When I was old enough to enter high school, I chose to go to St. Louis University High, a Jesuit high school. When my mother told this to my pastor at my parish, he responded, “The Jesuits huh? They’re going to send him to Africa.”
My mother always laughed at that story. Somehow the Jesuits were going to turn me into a missionary and I would leave my mother and family to spend my life in Africa. Well, my pastor’s predictions have not come true exactly, but it is in part to the education I received at a Jesuit school which has now put me on plane headed to Africa.
This is my second trip to the Dark Continent, and I cannot express how excited I am to return. There is an old saying which goes something to the effect of “Africa is a riddle, surrounded by a mystery, wrapped inside an enigma.” There are no answers in Africa, especially for a Westerner such as myself. If you go to try to solve a problem, the problem you solve will only bounce back with three more problems, more intense, and more complicated.
I go to Africa to renew my relationship with the deep sanctuary of life that Africa holds. Human life began here (according to the most readied scientific empirical research.) The oldest paintings and artifacts that we have of human history have been found in South Africa, my first stop. To dance with the many cultures of Africa is to reach deeply into the soul of human existence, our instincts, fears, and possibilities.
But before I can say hello to a new place, I must say goodbye to the old. I have spent the last two weeks in Israel, the Holy Land. The experience will forever be one that has opened my eyes to the geographic component that relates to almost every biblical story, but it will also opened my eyes to the more human consequences of failed religious and political ideologies that have used domination and oppression to seek control in the Middle East region for centuries.
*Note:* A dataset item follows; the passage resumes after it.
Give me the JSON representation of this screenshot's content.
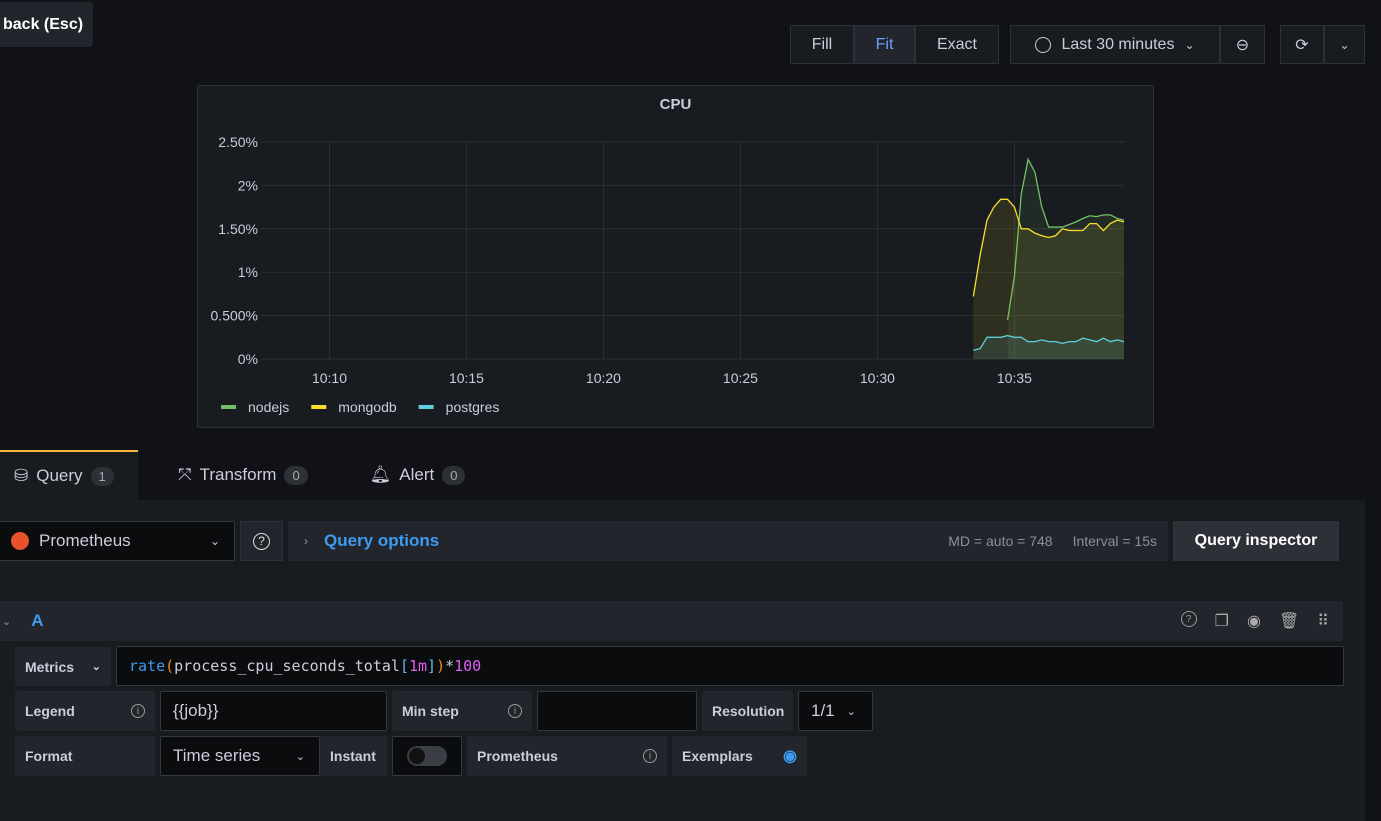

I remember back to an evening I had in South Korea. I was discussing with a group after a prayer meeting that I was going to the Holy Land. One of the women said to me, “Make sure you have your prayer warriors lined up before you go there, because Israel is a spiritual battle ground. Anyone there needs to have spiritual back-up”
To which I responded, “Yeah! Especially the people living there.”
Now, reread those last quotes, but make sure that you read my quotation with a great deal of cynicism. If you can do that, and imagine the scene, just imagine that the woman didn’t understand me AT ALL. She just looked at me with an odd quirk as if to say “What do you mean?”
I was irritated with that moment for two reasons. One because I HATE the term “Spiritual Warriors.” I don’t mean to offend any my Protestant brothers and sister who use the word, but I find it a gross misrepresentation of the spiritual mission of Christ. Jesus was one of the most non-violent figures to have effected significant change in human history, and we turn around and represent his mission of love and mercy with images of war and devastation. Says a lot about us, and also about our inability to think about the terms we use to describe our relationship with God. What she meant by “Spiritual Warriors” is that we need people to pray for us, which I did need, and did have, and continue to need. For the prayers offered on my behalf by many I have the most gratitude.
Secondly, her inability to grasp the human situation that lies beneath the individualistic political policies of Israel is exactly the problem with Western intervention in the area. THESE ARE PEOPLE! They are not mere pawns in a political game. They share the same joys and sorrows as all of us. They may act a little different sometimes, and celebrate weddings by launching fireworks and firing semi-automatic rifles into the air, but that is just their culture. You get used to it after two weeks, more or less.
The people who live here are people who have to change diapers, and do laundry, and find jobs, and pay the rent. The majority of them are not the radical nut-jobs that always seem to make the evening news. To think of the Holy Land as a spiritual battleground for our own religious interests, and not see the human beings that are living and suffering there every day, just trying to survive, is a mockery of the values that the religious traditions represent.
But the perpetuation of this insanity is nothing more than a choice that those with power preserve as they continue to seek their own advantage, whether that be religious, political, or economic.
I am sure my reports on the situation in Israel could go on and on. You may have noticed that my blogs the last several days have picked up their intensity and their length. I cannot fix the problems there and have no solutions other than to reinforce what I was told by the citizens there, they need CONTACT with outsiders, they need RELATIONSHIP, and though the wealthier Christian world can do a lot of good by helping financially, our prayers and encouragement are a priori to any substantial change of the situation.
As a final goodbye to an incredible visit, a visit that was inspirational in spite of myself, I have created one final pictorial of the Israeli churches that I visited. If you have downloaded Google Earth onto your computer, you can view the pictorial of the 17 churches I visited in Israel by clicking here.
Also, since I am not only leaving Israel, but leaving the Middle East, I have created a Google Earth pictorial of the 34 churches I have visited since first entering Turkey. To view the pictorial click here.
Goodbye Middle East. Goodbye Europe.
Three continents done, two to go. I think I’m ready as ever for the next step.
Hello Africa! (even if the Jesuits aren’t the one’s sending me.)